The consensus seems to be that while such technicians warrant recognition, it shouldn’t rank above the Bronze Star with V-device – for valor – as is now planned. While Bronze Stars are fairly common, those with V devices – for combat gallantry – are much more rare. Only one in 40 Bronze Stars are awarded with a V-device, for those who performed well under fire at great personal risk.

“Soldiers right now are going on patrol every day hoping to not step on an IED or be engaged by sniper fire after 9 or 12 months and will leave with an AAM [Army Achievement Medal] or ARCOM [Army Commendation Medal] or heavens forbid a Purple Heart,” one posted at the Army Times website. “Meanwhile a Soldier can sit behind a video screen move a joystick, push some buttons and then go home, go out for a steak dinner, sleep in their own bed, and kiss their spouse and kids goodnight and have the potential to get an award that is higher, this is ridiculous.”



Bronze Star with V-device

Critics have set up a petition on the White House website, asking the new medal not rank above a Bronze Star with V-device. “Under no circumstance should a medal that is designed to honor a pilot, that is controlling a drone via remote control, thousands of miles away from the theater of operation, rank above a medal that involves a soldier being in the line of fire on the ground,” the petition reads. “This is an injustice to those who have served and risked their lives and this should not be allowed to move forward as planned.”

But the Pentagon is sticking to its joystick.

“This is for direct impacts,” Juliet Beyler, the acting director of officer and enlisted personnel management at the Pentagon, told Jim Garamone of the Pentagon’s American Forces News Service. “There are other meritorious awards that recognize service over a period of time — this [award] is intended to recognize specific impacts on the battlefield.” She likened it to the Distinguished Flying Cross, which isn’t awarded for a career or combat tour, but for a specific event.

Peter W. Singer, a robowar scholar, hailed the Pentagon’s action in a column in Sunday’s Washington Post:

The Distinguished Warfare Medal perfectly encapsulates how war, though changing, in many ways remains the same.
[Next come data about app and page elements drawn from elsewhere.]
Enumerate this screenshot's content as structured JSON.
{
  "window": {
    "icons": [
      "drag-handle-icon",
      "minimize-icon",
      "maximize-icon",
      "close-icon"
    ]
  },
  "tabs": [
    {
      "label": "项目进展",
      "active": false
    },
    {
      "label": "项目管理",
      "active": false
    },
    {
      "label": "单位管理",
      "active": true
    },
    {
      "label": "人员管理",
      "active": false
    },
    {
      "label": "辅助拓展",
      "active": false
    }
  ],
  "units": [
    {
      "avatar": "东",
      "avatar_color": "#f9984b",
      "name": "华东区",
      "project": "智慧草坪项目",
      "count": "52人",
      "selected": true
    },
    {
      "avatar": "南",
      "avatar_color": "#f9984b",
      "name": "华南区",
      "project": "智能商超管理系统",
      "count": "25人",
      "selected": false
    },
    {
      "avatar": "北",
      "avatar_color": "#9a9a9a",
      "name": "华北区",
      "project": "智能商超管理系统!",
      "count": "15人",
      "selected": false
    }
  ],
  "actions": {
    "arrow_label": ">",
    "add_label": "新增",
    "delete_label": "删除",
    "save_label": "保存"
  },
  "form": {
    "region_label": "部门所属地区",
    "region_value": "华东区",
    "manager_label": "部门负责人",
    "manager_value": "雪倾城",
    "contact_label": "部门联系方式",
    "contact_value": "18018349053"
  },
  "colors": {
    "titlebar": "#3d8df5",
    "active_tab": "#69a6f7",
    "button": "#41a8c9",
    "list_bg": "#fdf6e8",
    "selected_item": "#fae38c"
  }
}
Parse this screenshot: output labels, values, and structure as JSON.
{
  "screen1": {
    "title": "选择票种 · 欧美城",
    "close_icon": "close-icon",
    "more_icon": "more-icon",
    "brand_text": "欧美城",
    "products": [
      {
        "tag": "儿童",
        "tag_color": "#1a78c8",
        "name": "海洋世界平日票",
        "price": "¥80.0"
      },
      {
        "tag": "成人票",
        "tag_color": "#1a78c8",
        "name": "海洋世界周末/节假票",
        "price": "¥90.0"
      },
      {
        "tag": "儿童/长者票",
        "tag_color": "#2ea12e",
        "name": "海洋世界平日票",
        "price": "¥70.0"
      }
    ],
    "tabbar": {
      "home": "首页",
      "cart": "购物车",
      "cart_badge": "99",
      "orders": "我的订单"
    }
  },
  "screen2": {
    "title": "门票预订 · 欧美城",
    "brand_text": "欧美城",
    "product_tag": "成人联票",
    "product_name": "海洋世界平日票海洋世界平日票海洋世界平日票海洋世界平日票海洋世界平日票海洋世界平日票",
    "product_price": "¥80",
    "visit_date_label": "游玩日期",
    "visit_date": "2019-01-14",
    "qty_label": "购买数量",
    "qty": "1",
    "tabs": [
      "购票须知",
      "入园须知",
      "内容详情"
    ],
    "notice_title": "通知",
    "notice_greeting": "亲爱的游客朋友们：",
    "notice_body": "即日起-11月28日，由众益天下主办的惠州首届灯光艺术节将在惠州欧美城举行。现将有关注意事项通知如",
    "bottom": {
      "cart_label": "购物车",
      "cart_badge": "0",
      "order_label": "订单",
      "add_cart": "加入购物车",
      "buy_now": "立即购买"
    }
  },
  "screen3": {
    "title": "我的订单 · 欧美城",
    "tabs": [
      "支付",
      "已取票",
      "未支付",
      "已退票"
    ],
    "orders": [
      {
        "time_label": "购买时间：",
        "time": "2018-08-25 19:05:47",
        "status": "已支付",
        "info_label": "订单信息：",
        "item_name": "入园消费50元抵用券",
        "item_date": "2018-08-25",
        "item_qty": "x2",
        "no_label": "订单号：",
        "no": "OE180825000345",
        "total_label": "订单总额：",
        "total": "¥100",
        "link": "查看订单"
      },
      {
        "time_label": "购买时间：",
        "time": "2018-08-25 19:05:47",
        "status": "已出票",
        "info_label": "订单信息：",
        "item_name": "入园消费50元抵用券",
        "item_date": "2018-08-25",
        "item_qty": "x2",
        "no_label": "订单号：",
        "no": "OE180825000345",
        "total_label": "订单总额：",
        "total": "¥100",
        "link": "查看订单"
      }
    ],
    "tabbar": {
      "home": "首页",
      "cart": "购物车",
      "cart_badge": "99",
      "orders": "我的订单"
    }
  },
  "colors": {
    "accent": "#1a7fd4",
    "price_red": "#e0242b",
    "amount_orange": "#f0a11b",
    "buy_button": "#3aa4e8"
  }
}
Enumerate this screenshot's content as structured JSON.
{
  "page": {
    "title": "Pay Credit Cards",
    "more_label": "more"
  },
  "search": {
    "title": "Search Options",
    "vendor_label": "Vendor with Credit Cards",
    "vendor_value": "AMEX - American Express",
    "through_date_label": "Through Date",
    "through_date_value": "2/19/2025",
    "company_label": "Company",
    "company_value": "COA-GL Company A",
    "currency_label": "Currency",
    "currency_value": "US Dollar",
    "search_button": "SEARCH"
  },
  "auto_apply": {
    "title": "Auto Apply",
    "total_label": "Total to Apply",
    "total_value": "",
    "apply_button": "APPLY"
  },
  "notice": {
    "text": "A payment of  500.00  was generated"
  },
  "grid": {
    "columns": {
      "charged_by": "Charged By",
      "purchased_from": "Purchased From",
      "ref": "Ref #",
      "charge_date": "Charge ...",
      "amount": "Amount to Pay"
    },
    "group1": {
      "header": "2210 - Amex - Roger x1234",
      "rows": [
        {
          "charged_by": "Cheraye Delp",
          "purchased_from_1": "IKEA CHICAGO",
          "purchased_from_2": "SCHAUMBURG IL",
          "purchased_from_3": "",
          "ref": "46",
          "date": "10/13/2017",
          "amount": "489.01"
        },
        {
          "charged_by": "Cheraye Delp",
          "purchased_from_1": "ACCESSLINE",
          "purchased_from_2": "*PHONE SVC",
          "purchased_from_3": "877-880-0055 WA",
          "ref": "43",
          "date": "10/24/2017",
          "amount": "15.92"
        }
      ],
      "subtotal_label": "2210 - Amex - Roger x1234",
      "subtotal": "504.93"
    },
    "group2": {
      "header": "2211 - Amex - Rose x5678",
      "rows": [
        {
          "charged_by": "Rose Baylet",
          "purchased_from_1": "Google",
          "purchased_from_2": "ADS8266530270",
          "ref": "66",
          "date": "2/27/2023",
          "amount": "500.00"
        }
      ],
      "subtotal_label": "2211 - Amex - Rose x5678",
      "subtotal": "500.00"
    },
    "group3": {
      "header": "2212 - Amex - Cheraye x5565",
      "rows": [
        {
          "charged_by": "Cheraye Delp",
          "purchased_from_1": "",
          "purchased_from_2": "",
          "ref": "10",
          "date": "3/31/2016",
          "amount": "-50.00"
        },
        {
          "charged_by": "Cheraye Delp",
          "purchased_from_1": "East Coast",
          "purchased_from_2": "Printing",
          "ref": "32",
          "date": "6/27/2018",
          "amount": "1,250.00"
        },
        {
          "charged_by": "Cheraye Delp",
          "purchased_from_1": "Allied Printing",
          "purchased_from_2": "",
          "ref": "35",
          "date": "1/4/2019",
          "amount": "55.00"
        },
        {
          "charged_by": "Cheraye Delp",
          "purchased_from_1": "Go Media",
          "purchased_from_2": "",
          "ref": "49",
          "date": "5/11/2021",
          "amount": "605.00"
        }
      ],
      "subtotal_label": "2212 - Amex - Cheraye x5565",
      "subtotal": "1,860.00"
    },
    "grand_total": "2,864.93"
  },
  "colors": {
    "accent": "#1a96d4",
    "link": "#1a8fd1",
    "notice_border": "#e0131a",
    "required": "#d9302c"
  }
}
Just as it was 5,000 years ago, war today is a story both tragic and glorious, an arena where terrible things take place but individuals distinguish themselves through extraordinary acts. New technology is rewriting major parts of that story, however — the who, the how, the where and even the why of those terrible things and extraordinary acts. We can decry it, we can mock it, or we can simply recognize that this is the reality of our strange new world of robotic planes, computerized weapons and medals that aren’t for valor in combat.

All well and good, but the betting here at Battleland is that the DWM’s order of precedence will end up being taken down a peg so that it doesn’t eclipse the Bronze Star with V-device.